● What this task involves: Nothing but a number is wanted: the count of lines in the records below that include "title".

● Given entries:

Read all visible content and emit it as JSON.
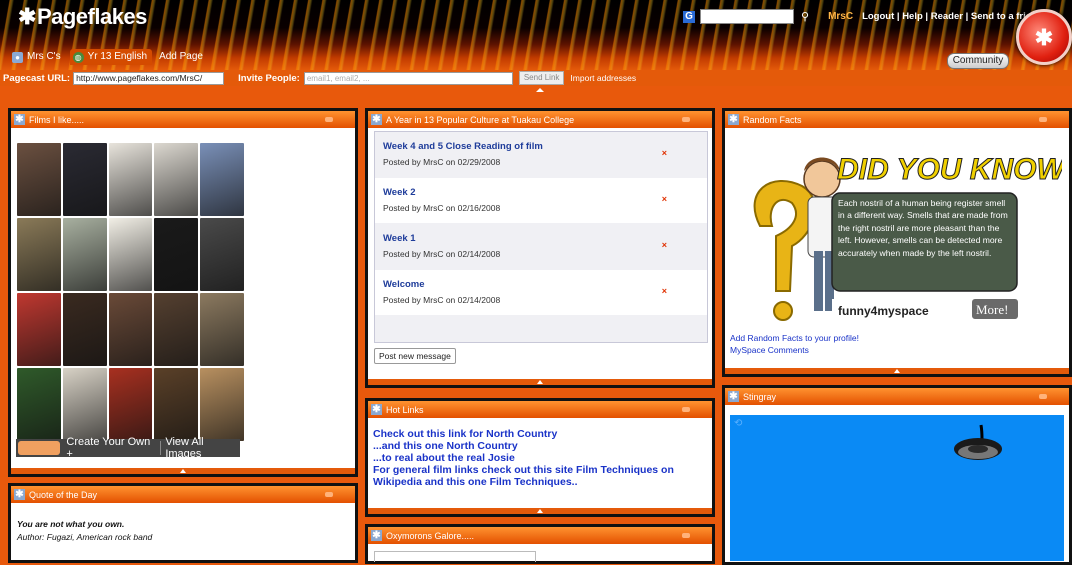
{
  "header": {
    "logo": "Pageflakes",
    "tabs": [
      {
        "label": "Mrs C's",
        "icon": "person-icon"
      },
      {
        "label": "Yr 13 English",
        "icon": "globe-icon"
      },
      {
        "label": "Add Page",
        "icon": ""
      }
    ],
    "search_placeholder": "",
    "username": "MrsC",
    "links": "Logout | Help | Reader | Send to a friend",
    "community": "Community"
  },
  "urlbar": {
    "pagecast_label": "Pagecast URL:",
    "pagecast_url": "http://www.pageflakes.com/MrsC/",
    "invite_label": "Invite People:",
    "invite_placeholder": "email1, email2, ...",
    "send_link": "Send Link",
    "import": "Import addresses"
  },
  "films": {
    "title": "Films I like.....",
    "create_label": "Create Your Own +",
    "view_label": "View All Images",
    "poster_colors": [
      "#6b5040",
      "#2a2a33",
      "#e8e4dc",
      "#dcd8d0",
      "#7a90b8",
      "#8a7a58",
      "#a8b0a0",
      "#f2efe6",
      "#1a1a1a",
      "#4a4a4a",
      "#c03830",
      "#3a2a20",
      "#6a4a38",
      "#554030",
      "#8c7a60",
      "#2f5a2a",
      "#d8d2c6",
      "#a83020",
      "#5a4028",
      "#b89060"
    ]
  },
  "culture": {
    "title": "A Year in 13 Popular Culture at Tuakau College",
    "posts": [
      {
        "title": "Week 4 and 5 Close Reading of film",
        "byline": "Posted by MrsC on 02/29/2008"
      },
      {
        "title": "Week 2",
        "byline": "Posted by MrsC on 02/16/2008"
      },
      {
        "title": "Week 1",
        "byline": "Posted by MrsC on 02/14/2008"
      },
      {
        "title": "Welcome",
        "byline": "Posted by MrsC on 02/14/2008"
      }
    ],
    "delete_glyph": "×",
    "post_new": "Post new message"
  },
  "hotlinks": {
    "title": "Hot Links",
    "lines": [
      "Check out this link for North Country",
      "...and this one North Country",
      "...to real about the real Josie",
      "For general film links check out this site Film Techniques on Wikipedia and this one Film Techniques.."
    ]
  },
  "quote": {
    "title": "Quote of the Day",
    "text": "You are not what you own.",
    "author": "Author: Fugazi, American rock band"
  },
  "oxymorons": {
    "title": "Oxymorons Galore....."
  },
  "facts": {
    "title": "Random Facts",
    "headline": "DID YOU KNOW ?",
    "fact": "Each nostril of a human being register smell in a different way. Smells that are made from the right nostril are more pleasant than the left. However, smells can be detected more accurately when made by the left nostril.",
    "brand": "funny4myspace",
    "more": "More!",
    "link1": "Add Random Facts to your profile!",
    "link2": "MySpace Comments"
  },
  "stingray": {
    "title": "Stingray"
  }
}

● Answer to this problem: 11